%%

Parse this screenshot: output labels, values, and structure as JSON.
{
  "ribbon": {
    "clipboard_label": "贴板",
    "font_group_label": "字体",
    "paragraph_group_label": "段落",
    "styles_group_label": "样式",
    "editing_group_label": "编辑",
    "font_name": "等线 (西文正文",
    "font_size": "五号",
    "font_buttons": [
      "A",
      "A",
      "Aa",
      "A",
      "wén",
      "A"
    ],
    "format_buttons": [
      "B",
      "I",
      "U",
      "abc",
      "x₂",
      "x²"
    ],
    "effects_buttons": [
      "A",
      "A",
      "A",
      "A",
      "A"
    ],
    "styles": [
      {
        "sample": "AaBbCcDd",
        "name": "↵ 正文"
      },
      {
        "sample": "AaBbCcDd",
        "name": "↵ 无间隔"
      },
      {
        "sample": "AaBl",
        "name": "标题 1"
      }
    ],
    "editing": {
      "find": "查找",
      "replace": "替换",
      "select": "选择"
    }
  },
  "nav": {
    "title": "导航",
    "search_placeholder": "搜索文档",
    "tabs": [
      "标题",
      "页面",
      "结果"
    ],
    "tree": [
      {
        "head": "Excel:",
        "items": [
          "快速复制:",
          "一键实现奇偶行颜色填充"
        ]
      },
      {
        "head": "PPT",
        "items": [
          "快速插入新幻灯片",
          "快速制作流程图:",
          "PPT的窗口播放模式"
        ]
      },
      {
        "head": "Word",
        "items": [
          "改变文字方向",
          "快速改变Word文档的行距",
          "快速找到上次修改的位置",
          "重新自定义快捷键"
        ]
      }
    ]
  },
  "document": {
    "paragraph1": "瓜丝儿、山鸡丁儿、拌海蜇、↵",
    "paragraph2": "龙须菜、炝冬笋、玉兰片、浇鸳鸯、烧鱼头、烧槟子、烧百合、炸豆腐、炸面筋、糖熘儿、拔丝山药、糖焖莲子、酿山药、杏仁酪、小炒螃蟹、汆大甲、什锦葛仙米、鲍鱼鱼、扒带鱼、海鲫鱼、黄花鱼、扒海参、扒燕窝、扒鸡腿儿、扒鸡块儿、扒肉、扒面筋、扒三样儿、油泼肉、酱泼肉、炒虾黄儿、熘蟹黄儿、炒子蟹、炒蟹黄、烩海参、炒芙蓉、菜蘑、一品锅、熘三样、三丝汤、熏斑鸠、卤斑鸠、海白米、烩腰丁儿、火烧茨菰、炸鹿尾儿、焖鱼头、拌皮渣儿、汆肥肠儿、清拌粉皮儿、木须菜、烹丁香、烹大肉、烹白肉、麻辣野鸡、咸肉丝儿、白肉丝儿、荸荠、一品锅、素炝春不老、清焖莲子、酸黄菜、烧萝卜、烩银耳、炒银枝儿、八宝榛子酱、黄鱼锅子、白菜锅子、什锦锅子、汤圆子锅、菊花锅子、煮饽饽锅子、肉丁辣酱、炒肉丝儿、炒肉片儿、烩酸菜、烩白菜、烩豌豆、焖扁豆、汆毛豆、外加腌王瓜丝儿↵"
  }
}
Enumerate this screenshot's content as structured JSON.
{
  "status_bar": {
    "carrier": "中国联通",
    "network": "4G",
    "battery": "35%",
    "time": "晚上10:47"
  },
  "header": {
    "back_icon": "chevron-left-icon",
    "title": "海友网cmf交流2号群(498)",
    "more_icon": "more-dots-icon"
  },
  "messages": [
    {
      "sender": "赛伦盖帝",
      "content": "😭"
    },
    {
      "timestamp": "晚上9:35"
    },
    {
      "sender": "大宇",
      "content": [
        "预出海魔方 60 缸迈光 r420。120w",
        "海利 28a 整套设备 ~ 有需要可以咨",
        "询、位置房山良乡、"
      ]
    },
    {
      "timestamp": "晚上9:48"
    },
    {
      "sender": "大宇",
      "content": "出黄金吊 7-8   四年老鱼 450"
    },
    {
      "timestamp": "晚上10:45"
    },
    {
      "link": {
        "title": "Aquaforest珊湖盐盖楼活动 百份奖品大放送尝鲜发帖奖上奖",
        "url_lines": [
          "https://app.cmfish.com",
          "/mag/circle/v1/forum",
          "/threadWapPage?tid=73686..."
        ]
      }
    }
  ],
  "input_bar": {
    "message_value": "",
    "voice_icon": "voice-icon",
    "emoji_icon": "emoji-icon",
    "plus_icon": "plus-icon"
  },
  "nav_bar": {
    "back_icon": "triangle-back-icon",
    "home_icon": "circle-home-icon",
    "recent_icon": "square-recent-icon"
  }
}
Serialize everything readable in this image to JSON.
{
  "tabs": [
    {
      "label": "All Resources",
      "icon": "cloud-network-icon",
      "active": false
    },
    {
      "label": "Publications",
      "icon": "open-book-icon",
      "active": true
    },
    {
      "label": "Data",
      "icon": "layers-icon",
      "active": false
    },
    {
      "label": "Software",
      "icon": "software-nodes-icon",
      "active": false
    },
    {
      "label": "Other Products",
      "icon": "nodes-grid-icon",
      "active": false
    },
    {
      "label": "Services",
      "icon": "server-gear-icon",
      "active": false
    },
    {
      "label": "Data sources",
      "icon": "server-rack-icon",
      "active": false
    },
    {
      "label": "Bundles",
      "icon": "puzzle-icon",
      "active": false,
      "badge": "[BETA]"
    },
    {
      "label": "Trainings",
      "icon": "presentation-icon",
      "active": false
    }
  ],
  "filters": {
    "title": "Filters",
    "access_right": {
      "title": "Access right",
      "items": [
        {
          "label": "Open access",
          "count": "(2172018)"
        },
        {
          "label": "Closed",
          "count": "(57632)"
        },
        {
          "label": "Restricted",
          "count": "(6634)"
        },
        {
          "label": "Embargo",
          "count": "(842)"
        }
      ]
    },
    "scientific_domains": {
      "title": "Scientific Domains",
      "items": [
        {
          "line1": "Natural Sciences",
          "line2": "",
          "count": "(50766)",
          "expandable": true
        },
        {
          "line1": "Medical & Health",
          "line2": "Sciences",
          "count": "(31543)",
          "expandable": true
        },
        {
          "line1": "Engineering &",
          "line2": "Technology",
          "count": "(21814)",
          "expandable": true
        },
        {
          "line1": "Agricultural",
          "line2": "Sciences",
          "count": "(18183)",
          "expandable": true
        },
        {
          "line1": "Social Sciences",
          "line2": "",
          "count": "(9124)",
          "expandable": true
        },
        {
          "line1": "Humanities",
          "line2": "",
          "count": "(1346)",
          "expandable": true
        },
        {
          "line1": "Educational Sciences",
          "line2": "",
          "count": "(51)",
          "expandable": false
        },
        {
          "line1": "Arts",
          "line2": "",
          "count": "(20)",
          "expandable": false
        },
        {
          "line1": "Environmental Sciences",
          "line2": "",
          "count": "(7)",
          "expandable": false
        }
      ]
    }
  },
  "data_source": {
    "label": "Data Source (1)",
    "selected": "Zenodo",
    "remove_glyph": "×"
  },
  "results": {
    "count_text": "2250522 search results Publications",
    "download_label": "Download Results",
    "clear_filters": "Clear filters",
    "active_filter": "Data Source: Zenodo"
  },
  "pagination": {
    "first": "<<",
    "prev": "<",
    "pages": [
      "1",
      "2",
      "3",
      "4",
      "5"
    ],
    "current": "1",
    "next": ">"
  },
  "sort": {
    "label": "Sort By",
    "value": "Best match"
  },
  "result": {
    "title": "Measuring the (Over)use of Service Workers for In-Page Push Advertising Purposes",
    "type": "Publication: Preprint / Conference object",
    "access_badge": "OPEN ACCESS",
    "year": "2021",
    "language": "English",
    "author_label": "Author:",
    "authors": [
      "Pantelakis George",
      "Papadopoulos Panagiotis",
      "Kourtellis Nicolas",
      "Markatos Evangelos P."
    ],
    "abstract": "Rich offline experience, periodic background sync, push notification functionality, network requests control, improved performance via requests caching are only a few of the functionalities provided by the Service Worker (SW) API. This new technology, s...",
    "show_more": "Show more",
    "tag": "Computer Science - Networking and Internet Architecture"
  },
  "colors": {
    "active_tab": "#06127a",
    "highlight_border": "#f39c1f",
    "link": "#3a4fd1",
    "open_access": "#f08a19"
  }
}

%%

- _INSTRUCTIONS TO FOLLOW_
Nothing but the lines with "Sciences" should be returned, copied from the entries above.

- _YOUR SOLUTION_
          "line1": "Natural Sciences",
          "line2": "Sciences",
          "line2": "Sciences",
          "line1": "Social Sciences",
          "line1": "Educational Sciences",
          "line1": "Environmental Sciences",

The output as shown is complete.